Consuming a healthy diet. Maintain a low-fat diet, focusing much more on plant-based versus animal fats, if the latter is consumed at all. Keep foods like meats, oils, and dairy products, such as cheese, at a minimum. Consume ample amounts of fruits, particularly lycopene-rich foods like tomatoes and watermelons, and vegetables, especially cauliflower, broccoli, and cabbage.
Other foods believed ideal in cancer prevention, in particular, include whole grains, like oats and brown rice, and fish, like salmon or tuna. Kidney beans, chickpeas, lentils, peanuts, and tofu are recommended by health professionals, as well. In cooking up any of these goodies, use oils high in omega-3 fats, like canola or flaxseed oil.
Keep your drinking in check. Limit any alcohol consumption to no more than two drinks per day. Beverages with caffeine should also be kept to a minimum. Instead, drink plenty of water to flush out the bladder. Tea drinkers should consider green tea, since men who consume this beverage have been found to have a reduced risk of prostate cancer.
Exercise regularly. Maintaining a healthy body weight reduces your risk of prostate cancer. So aim for at least 30 minutes of exercise most days of the week.
Get screened. Early detection can lead to treatment of a disease that will otherwise never cause a problem. As part of your general health screening, it may be a good idea to have an annual prostate examination performed. Who should have a prostate exam and when is very dependent upon one’s family history of prostate problems, as well as other risk factors. You should talk to your doctor about any urinary symptoms you’re experiencing that could warrant medical attention, like having less or more daily urine flow, a burning feeling when you urinate, and needing to get up to pee several times nightly.
Different groups, like the American Cancer Society and the U.S. Preventative Services Task Force, have different recommendations about the best age for and frequency of prostate exams. So be sure to talk to your physician about your personal risk and screening routine.
If recommended, a prostate exam is a painless procedure that involves your doctor performing a digital rectal examination. A blood test to measure your PSA (prostate-specific antigen) as a possible prostate cancer indicator may also be recommended once a man turns 50.

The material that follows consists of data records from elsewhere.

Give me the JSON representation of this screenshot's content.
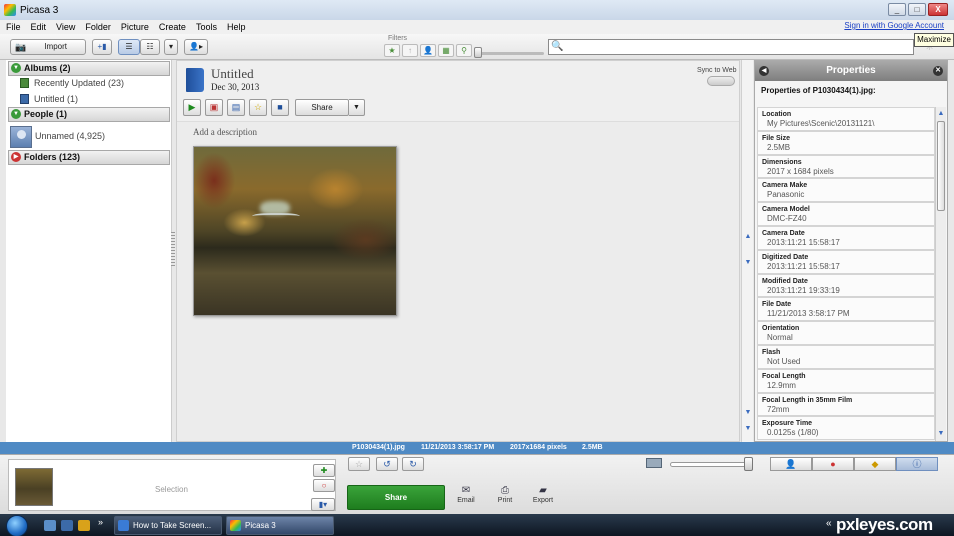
{
  "window": {
    "title": "Picasa 3",
    "buttons": {
      "minimize": "_",
      "maximize": "□",
      "close": "X"
    },
    "tooltip": "Maximize"
  },
  "menu": {
    "items": [
      "File",
      "Edit",
      "View",
      "Folder",
      "Picture",
      "Create",
      "Tools",
      "Help"
    ],
    "signin": "Sign in with Google Account"
  },
  "toolbar": {
    "import_label": "Import",
    "filters_label": "Filters",
    "filter_icons": [
      "★",
      "↑",
      "👤",
      "▦",
      "⚲"
    ],
    "search_placeholder": ""
  },
  "left_panel": {
    "albums_header": "Albums (2)",
    "albums": [
      {
        "label": "Recently Updated (23)"
      },
      {
        "label": "Untitled (1)"
      }
    ],
    "people_header": "People (1)",
    "people": [
      {
        "label": "Unnamed (4,925)"
      }
    ],
    "folders_header": "Folders (123)"
  },
  "album": {
    "title": "Untitled",
    "date": "Dec 30, 2013",
    "sync_label": "Sync to Web",
    "share_label": "Share",
    "description_placeholder": "Add a description"
  },
  "properties": {
    "header": "Properties",
    "subtitle": "Properties of P1030434(1).jpg:",
    "items": [
      {
        "name": "Location",
        "value": "My Pictures\\Scenic\\20131121\\"
      },
      {
        "name": "File Size",
        "value": "2.5MB"
      },
      {
        "name": "Dimensions",
        "value": "2017 x 1684 pixels"
      },
      {
        "name": "Camera Make",
        "value": "Panasonic"
      },
      {
        "name": "Camera Model",
        "value": "DMC-FZ40"
      },
      {
        "name": "Camera Date",
        "value": "2013:11:21 15:58:17"
      },
      {
        "name": "Digitized Date",
        "value": "2013:11:21 15:58:17"
      },
      {
        "name": "Modified Date",
        "value": "2013:11:21 19:33:19"
      },
      {
        "name": "File Date",
        "value": "11/21/2013 3:58:17 PM"
      },
      {
        "name": "Orientation",
        "value": "Normal"
      },
      {
        "name": "Flash",
        "value": "Not Used"
      },
      {
        "name": "Focal Length",
        "value": "12.9mm"
      },
      {
        "name": "Focal Length in 35mm Film",
        "value": "72mm"
      },
      {
        "name": "Exposure Time",
        "value": "0.0125s (1/80)"
      }
    ]
  },
  "status": {
    "filename": "P1030434(1).jpg",
    "datetime": "11/21/2013 3:58:17 PM",
    "dimensions": "2017x1684 pixels",
    "size": "2.5MB"
  },
  "tray": {
    "selection_label": "Selection",
    "share_label": "Share",
    "actions": [
      {
        "label": "Email"
      },
      {
        "label": "Print"
      },
      {
        "label": "Export"
      }
    ]
  },
  "taskbar": {
    "tasks": [
      {
        "label": "How to Take Screen..."
      },
      {
        "label": "Picasa 3"
      }
    ],
    "watermark": "pxleyes.com",
    "chevron": "«"
  }
}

Limit your number of sexual partners. Research out of the Karolinska Institute in Stockholm has found that promiscuity increases a man’s risk of developing prostate cancer later in life. This is because having more than one lover increases his risk for contracting HPV, human papilloma virus, which is thought to trigger genetic mutations that could eventually lead to cancer.
If you choose to have more than one sexual partner, then practice safer sex. While a condom can’t provide complete protection against HPV, it can reduce the risk of transmission.
Ejaculate regularly. One major study out of the National Cancer Institute found that men who have an active sex life have a reduced risk of prostate cancer later in life. Findings, stemming from 30,000 participants, indicated that men who ejaculate 13 to 20 times per month have a 14% lower risk of prostate cancer than those who ejaculate, on average, 4 to 7 times per month for most of their adult life. Those who ejaculated up to 21 times monthly had a 33% lower lifetime risk of prostate cancer than the study’s baseline group.
Such complements an Australian study, which reported that regular masturbation cuts a man’s risk of developing prostate cancer. In an investigation involving over 2,250 men, researchers found that those who had ejaculated the most between ages 20 and 50 were the least likely to develop cancer. Those who ejaculated over 5 times per week were one-third less likely to develop prostate cancer.
So whether with a lover or during self-pleasuring, strive to ejaculate more often than not in further maintaining your prostate health. Regardless, such efforts are sure to boost your quality of life.